(Radio Iowa)

Warnings to all drivers as we enter the 100 Deadliest Days


May 29th, 2015 by Ric Hanson

A new study finds almost two-thirds of people injured or killed in crashes involving a teen driver are people -other- than the teen behind the wheel. Rose White, traffic safety director at Triple-A-Iowa, says we’re now in what’s considered the “100 Deadliest Days,” the period between Memorial Day and Labor Day when teen crash fatalities historically climb. Kids are out of school, White says, and often have access to vehicles.

“As a result, we always see a big increase in crashes and, unfortunately, fatalities and injuries involving young teen drivers,” White says. “Looking at stats over two decades, we are noticing that in those fatality crashes, it’s usually a person in the other vehicle or possibly a passenger that’s killed in the car crash.”

Since teens spend more time behind the wheel during the summer than any other season, White is reminding everyone, including drivers, pedestrians and bicyclists, to be mindful when sharing the roads with young drivers. “Driving is the most dangerous activity a teen will undertake,” White says. “What that means is, they need to have practice time behind the wheel. So, we encourage parents to spend more time with their teenager.

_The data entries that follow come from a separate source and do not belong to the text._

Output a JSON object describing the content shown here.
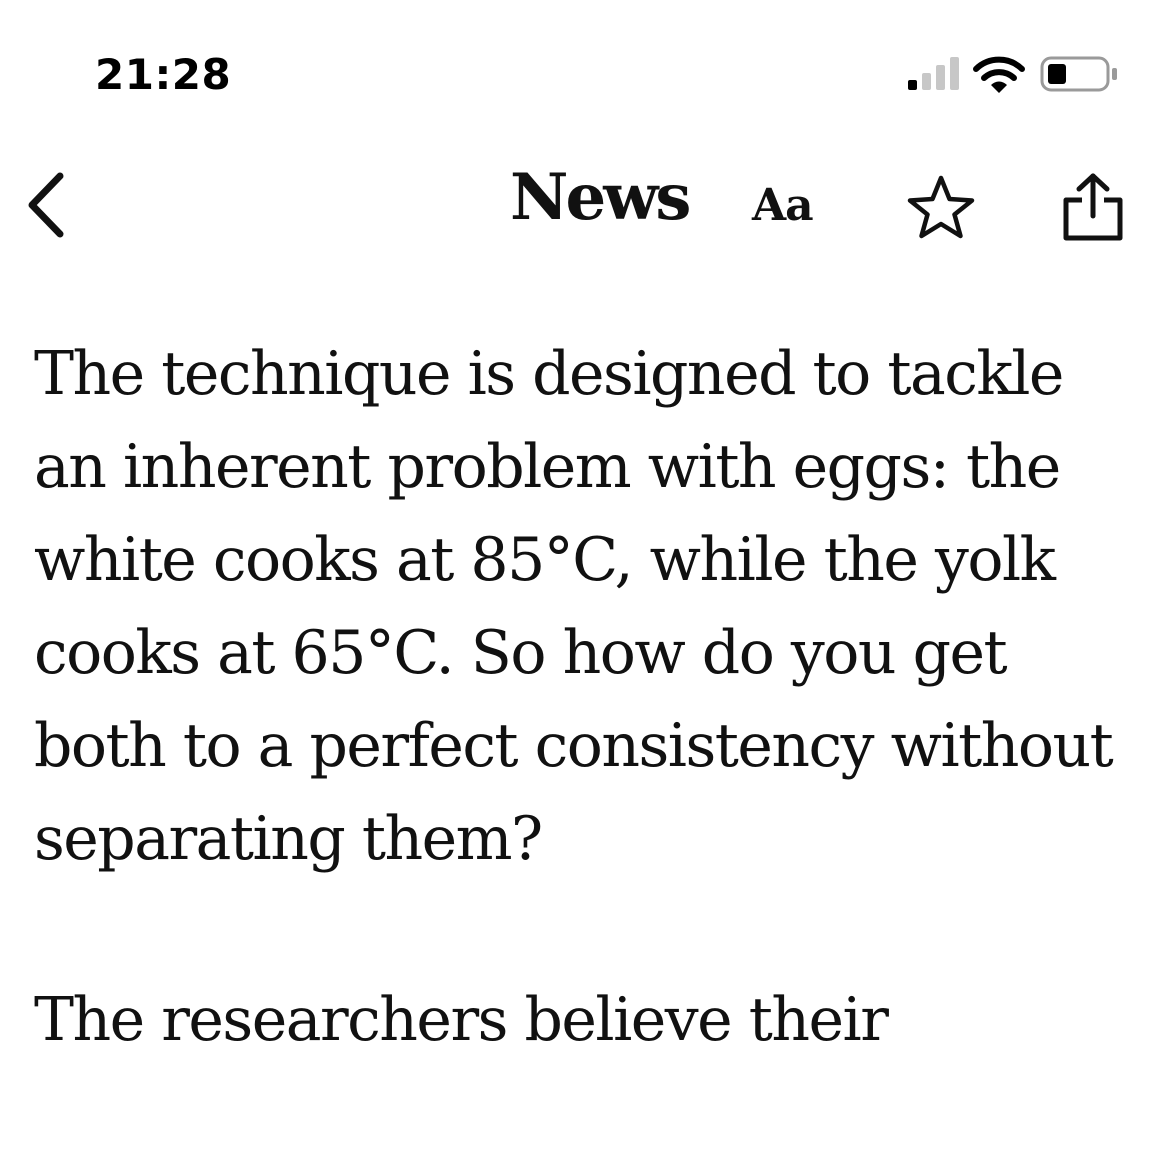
{
  "status_bar": {
    "time": "21:28",
    "icons": [
      "cellular-signal-icon",
      "wifi-icon",
      "battery-icon"
    ]
  },
  "nav": {
    "back_icon": "chevron-left-icon",
    "title": "News",
    "text_size_label": "Aa",
    "favorite_icon": "star-icon",
    "share_icon": "share-icon"
  },
  "article": {
    "paragraphs": [
      "The technique is designed to tackle an inherent problem with eggs: the white cooks at 85°C, while the yolk cooks at 65°C. So how do you get both to a perfect consistency without separating them?",
      "The researchers believe their"
    ]
  },
  "colors": {
    "text": "#111111",
    "background": "#ffffff",
    "signal_inactive": "#c7c7c7"
  }
}
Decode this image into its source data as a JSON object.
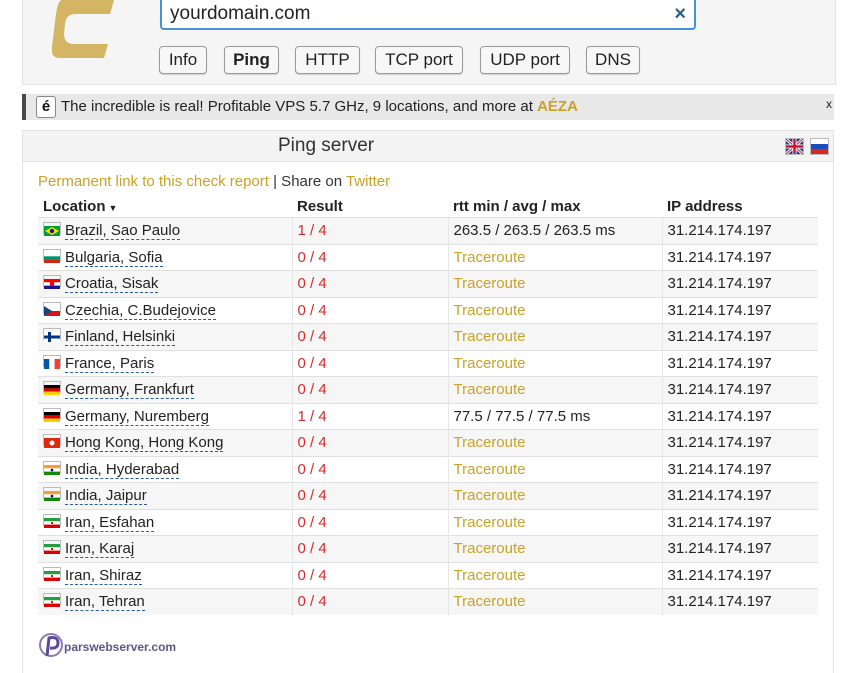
{
  "search": {
    "value": "yourdomain.com",
    "clear_icon": "×"
  },
  "tabs": [
    {
      "label": "Info",
      "active": false
    },
    {
      "label": "Ping",
      "active": true
    },
    {
      "label": "HTTP",
      "active": false
    },
    {
      "label": "TCP port",
      "active": false
    },
    {
      "label": "UDP port",
      "active": false
    },
    {
      "label": "DNS",
      "active": false
    }
  ],
  "ad": {
    "icon": "é",
    "text": "The incredible is real! Profitable VPS 5.7 GHz, 9 locations, and more at ",
    "brand": "AÉZA",
    "close": "x"
  },
  "panel": {
    "title": "Ping server"
  },
  "links": {
    "permanent": "Permanent link to this check report",
    "separator": " | Share on ",
    "twitter": "Twitter"
  },
  "table": {
    "headers": {
      "location": "Location",
      "sort_icon": "▼",
      "result": "Result",
      "rtt": "rtt min / avg / max",
      "ip": "IP address"
    },
    "rows": [
      {
        "location": "Brazil, Sao Paulo",
        "flag": "br",
        "result": "1 / 4",
        "rtt": "263.5 / 263.5 / 263.5 ms",
        "ip": "31.214.174.197"
      },
      {
        "location": "Bulgaria, Sofia",
        "flag": "bg",
        "result": "0 / 4",
        "rtt": "Traceroute",
        "ip": "31.214.174.197"
      },
      {
        "location": "Croatia, Sisak",
        "flag": "hr",
        "result": "0 / 4",
        "rtt": "Traceroute",
        "ip": "31.214.174.197"
      },
      {
        "location": "Czechia, C.Budejovice",
        "flag": "cz",
        "result": "0 / 4",
        "rtt": "Traceroute",
        "ip": "31.214.174.197"
      },
      {
        "location": "Finland, Helsinki",
        "flag": "fi",
        "result": "0 / 4",
        "rtt": "Traceroute",
        "ip": "31.214.174.197"
      },
      {
        "location": "France, Paris",
        "flag": "fr",
        "result": "0 / 4",
        "rtt": "Traceroute",
        "ip": "31.214.174.197"
      },
      {
        "location": "Germany, Frankfurt",
        "flag": "de",
        "result": "0 / 4",
        "rtt": "Traceroute",
        "ip": "31.214.174.197"
      },
      {
        "location": "Germany, Nuremberg",
        "flag": "de",
        "result": "1 / 4",
        "rtt": "77.5 / 77.5 / 77.5 ms",
        "ip": "31.214.174.197"
      },
      {
        "location": "Hong Kong, Hong Kong",
        "flag": "hk",
        "result": "0 / 4",
        "rtt": "Traceroute",
        "ip": "31.214.174.197"
      },
      {
        "location": "India, Hyderabad",
        "flag": "in",
        "result": "0 / 4",
        "rtt": "Traceroute",
        "ip": "31.214.174.197"
      },
      {
        "location": "India, Jaipur",
        "flag": "in",
        "result": "0 / 4",
        "rtt": "Traceroute",
        "ip": "31.214.174.197"
      },
      {
        "location": "Iran, Esfahan",
        "flag": "ir",
        "result": "0 / 4",
        "rtt": "Traceroute",
        "ip": "31.214.174.197"
      },
      {
        "location": "Iran, Karaj",
        "flag": "ir",
        "result": "0 / 4",
        "rtt": "Traceroute",
        "ip": "31.214.174.197"
      },
      {
        "location": "Iran, Shiraz",
        "flag": "ir",
        "result": "0 / 4",
        "rtt": "Traceroute",
        "ip": "31.214.174.197"
      },
      {
        "location": "Iran, Tehran",
        "flag": "ir",
        "result": "0 / 4",
        "rtt": "Traceroute",
        "ip": "31.214.174.197"
      }
    ]
  },
  "footer": {
    "watermark": "parswebserver.com"
  },
  "colors": {
    "accent_gold": "#c9a227",
    "result_red": "#d62b2b",
    "input_border": "#4a90d9"
  }
}
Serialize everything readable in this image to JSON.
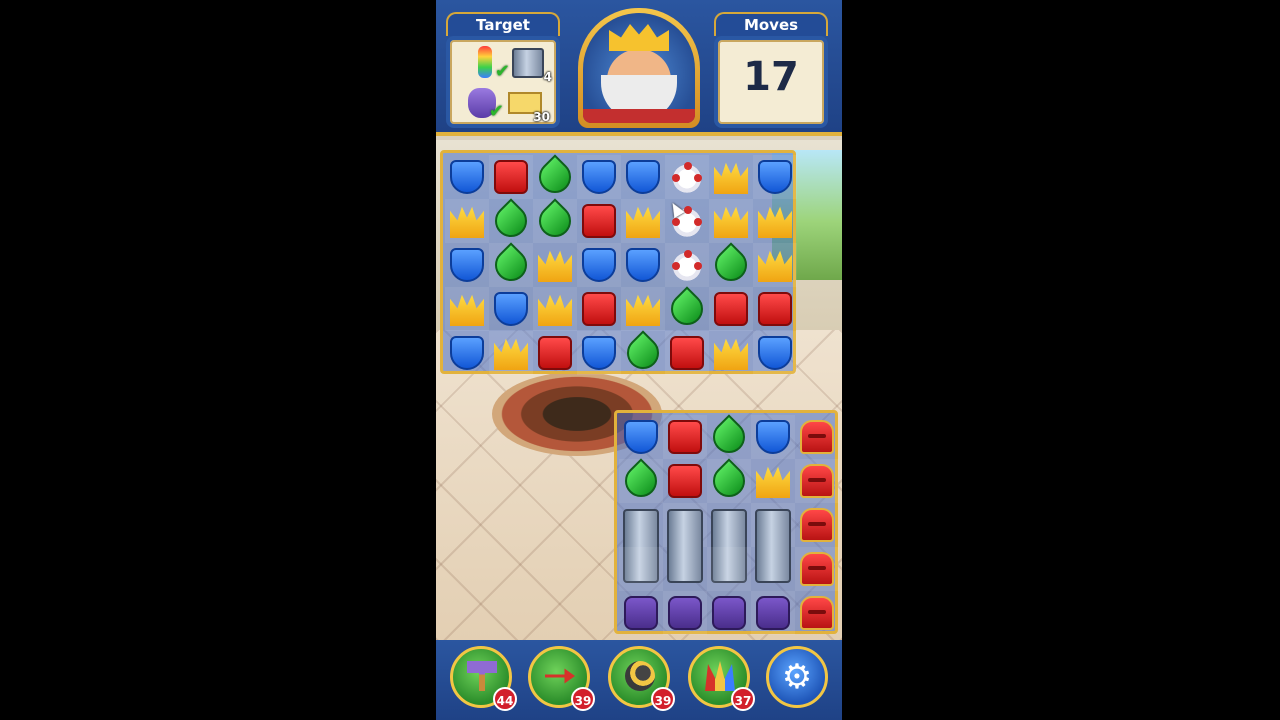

Some helpful tools are available at the website teendriving.aaa.com.”

While great strides are being made to improve driver safety, motor vehicle crashes remain the leading cause of death for drivers between the ages of 15 and 19. “In Iowa, the most current statistics available which are gathered from the year 2013, that year 27 fatalities were reported in which a teen driver was at fault,” White says. “In those situations, 11 teen drivers died, seven passengers died and nine occupants of other vehicles.”

Nationwide in 2013, the Triple-A report found teen driver-involved crashes claimed nearly three-thousand lives and injured 371-thousand people. Crash rates for teens are higher than any other age group. White says keeping teen drivers safe is the shared responsibility of parents, policy makers, other motorists and the teens themselves.

(Radio Iowa)